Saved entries
[Start of section]

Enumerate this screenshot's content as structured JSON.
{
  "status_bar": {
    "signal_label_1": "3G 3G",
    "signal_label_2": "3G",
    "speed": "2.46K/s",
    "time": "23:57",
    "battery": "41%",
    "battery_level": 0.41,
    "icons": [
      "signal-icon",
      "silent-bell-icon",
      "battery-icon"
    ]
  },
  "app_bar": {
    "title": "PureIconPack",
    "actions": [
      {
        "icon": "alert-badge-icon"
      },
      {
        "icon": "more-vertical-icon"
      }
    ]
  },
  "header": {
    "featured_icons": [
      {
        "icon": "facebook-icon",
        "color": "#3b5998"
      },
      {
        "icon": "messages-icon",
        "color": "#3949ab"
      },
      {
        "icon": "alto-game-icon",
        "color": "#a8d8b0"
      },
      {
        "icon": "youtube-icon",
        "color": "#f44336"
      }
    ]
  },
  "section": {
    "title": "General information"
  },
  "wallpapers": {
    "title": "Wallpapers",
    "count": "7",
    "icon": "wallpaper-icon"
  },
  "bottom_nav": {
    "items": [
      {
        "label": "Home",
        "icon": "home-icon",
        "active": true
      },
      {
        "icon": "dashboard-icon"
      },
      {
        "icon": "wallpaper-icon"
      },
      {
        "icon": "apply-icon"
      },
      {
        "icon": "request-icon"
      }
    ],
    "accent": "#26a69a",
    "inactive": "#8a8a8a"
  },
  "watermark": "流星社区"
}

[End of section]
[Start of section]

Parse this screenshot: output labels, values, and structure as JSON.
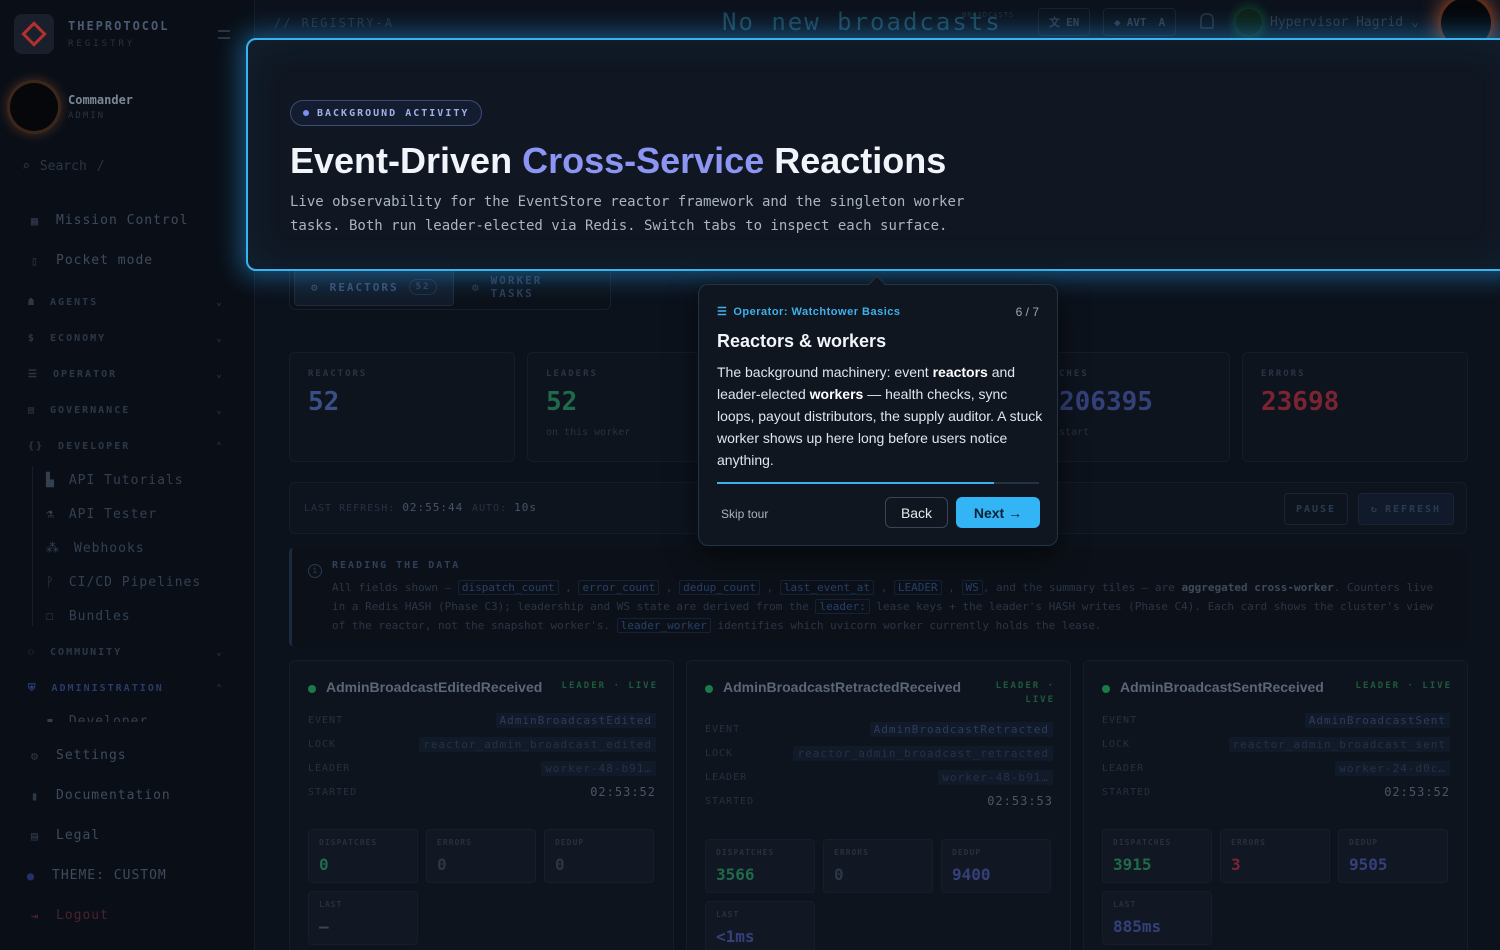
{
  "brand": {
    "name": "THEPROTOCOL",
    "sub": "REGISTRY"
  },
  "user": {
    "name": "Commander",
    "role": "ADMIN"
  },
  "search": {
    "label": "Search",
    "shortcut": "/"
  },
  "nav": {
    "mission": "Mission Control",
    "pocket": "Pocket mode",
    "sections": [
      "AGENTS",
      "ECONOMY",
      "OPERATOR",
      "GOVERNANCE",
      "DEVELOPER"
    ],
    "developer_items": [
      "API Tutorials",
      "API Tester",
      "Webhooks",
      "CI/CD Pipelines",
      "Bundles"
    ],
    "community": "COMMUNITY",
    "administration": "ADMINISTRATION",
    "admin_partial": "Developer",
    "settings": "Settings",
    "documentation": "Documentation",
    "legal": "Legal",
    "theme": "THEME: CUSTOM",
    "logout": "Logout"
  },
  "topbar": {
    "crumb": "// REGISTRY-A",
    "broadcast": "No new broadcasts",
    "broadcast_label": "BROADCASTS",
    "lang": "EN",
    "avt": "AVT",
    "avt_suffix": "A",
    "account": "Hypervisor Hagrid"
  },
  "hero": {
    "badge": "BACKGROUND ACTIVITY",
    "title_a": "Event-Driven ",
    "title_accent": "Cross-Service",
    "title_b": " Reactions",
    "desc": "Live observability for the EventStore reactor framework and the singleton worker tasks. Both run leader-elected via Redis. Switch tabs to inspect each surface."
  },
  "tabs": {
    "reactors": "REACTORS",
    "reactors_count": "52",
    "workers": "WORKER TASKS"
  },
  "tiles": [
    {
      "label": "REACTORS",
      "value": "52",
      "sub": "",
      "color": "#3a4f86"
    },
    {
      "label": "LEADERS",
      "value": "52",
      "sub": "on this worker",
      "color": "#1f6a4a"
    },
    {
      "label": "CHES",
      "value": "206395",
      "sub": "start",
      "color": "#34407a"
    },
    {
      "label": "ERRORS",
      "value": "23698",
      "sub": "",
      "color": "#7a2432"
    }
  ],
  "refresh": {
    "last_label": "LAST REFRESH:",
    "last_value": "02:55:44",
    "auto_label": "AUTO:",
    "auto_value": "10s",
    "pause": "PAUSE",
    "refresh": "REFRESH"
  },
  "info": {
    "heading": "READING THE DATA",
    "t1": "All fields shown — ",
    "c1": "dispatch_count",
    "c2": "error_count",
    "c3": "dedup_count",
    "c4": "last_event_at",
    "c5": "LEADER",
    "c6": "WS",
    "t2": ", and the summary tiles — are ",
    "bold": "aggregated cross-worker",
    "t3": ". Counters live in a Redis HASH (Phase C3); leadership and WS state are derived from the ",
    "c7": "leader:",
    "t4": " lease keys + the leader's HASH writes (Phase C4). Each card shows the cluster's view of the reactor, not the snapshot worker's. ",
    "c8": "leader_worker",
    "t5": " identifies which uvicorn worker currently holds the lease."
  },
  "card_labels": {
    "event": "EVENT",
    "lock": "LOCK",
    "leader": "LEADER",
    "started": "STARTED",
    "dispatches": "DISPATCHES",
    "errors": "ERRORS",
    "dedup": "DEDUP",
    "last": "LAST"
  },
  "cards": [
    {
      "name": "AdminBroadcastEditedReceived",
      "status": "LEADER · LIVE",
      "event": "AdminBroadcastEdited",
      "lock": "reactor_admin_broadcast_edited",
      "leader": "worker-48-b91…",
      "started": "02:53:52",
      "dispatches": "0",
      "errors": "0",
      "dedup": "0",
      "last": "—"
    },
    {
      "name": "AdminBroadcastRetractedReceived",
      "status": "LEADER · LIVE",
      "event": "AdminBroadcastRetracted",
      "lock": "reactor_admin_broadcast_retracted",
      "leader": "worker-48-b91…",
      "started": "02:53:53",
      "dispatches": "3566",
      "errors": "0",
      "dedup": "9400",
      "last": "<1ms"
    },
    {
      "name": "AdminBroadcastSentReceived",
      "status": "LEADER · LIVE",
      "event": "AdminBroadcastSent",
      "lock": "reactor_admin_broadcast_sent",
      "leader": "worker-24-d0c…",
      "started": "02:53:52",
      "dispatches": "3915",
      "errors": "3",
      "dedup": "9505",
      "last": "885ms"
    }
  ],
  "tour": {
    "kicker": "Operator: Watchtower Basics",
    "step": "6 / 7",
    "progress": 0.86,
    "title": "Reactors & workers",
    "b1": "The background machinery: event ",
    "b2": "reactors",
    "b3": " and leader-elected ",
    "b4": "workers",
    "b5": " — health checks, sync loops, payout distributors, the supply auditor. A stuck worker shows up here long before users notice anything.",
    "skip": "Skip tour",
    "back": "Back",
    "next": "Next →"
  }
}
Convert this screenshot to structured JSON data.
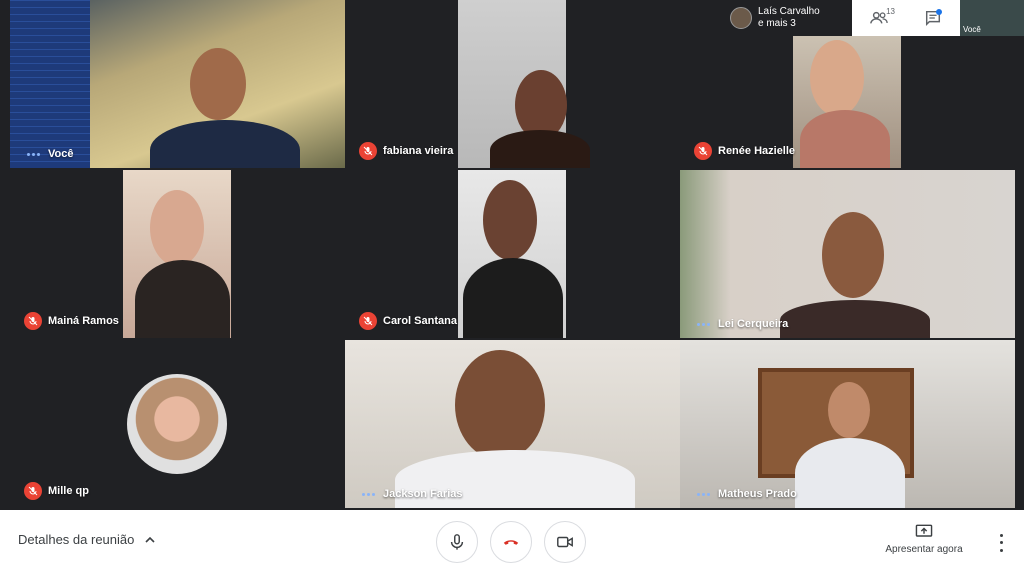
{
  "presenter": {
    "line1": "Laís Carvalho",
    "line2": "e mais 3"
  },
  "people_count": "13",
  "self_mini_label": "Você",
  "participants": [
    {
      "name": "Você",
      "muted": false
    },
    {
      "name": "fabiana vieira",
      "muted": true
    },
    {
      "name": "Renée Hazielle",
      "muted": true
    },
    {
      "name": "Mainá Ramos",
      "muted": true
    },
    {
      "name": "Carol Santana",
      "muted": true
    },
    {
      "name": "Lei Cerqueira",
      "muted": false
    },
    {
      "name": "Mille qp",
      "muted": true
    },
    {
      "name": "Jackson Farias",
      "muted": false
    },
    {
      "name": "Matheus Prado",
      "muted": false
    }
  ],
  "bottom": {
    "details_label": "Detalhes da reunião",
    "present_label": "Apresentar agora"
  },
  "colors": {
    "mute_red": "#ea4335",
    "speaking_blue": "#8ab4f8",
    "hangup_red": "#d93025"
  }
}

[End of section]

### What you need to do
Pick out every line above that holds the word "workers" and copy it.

### Response below
    "workers": "WORKER TASKS"
    "title": "Reactors & workers",
    "b4": "workers",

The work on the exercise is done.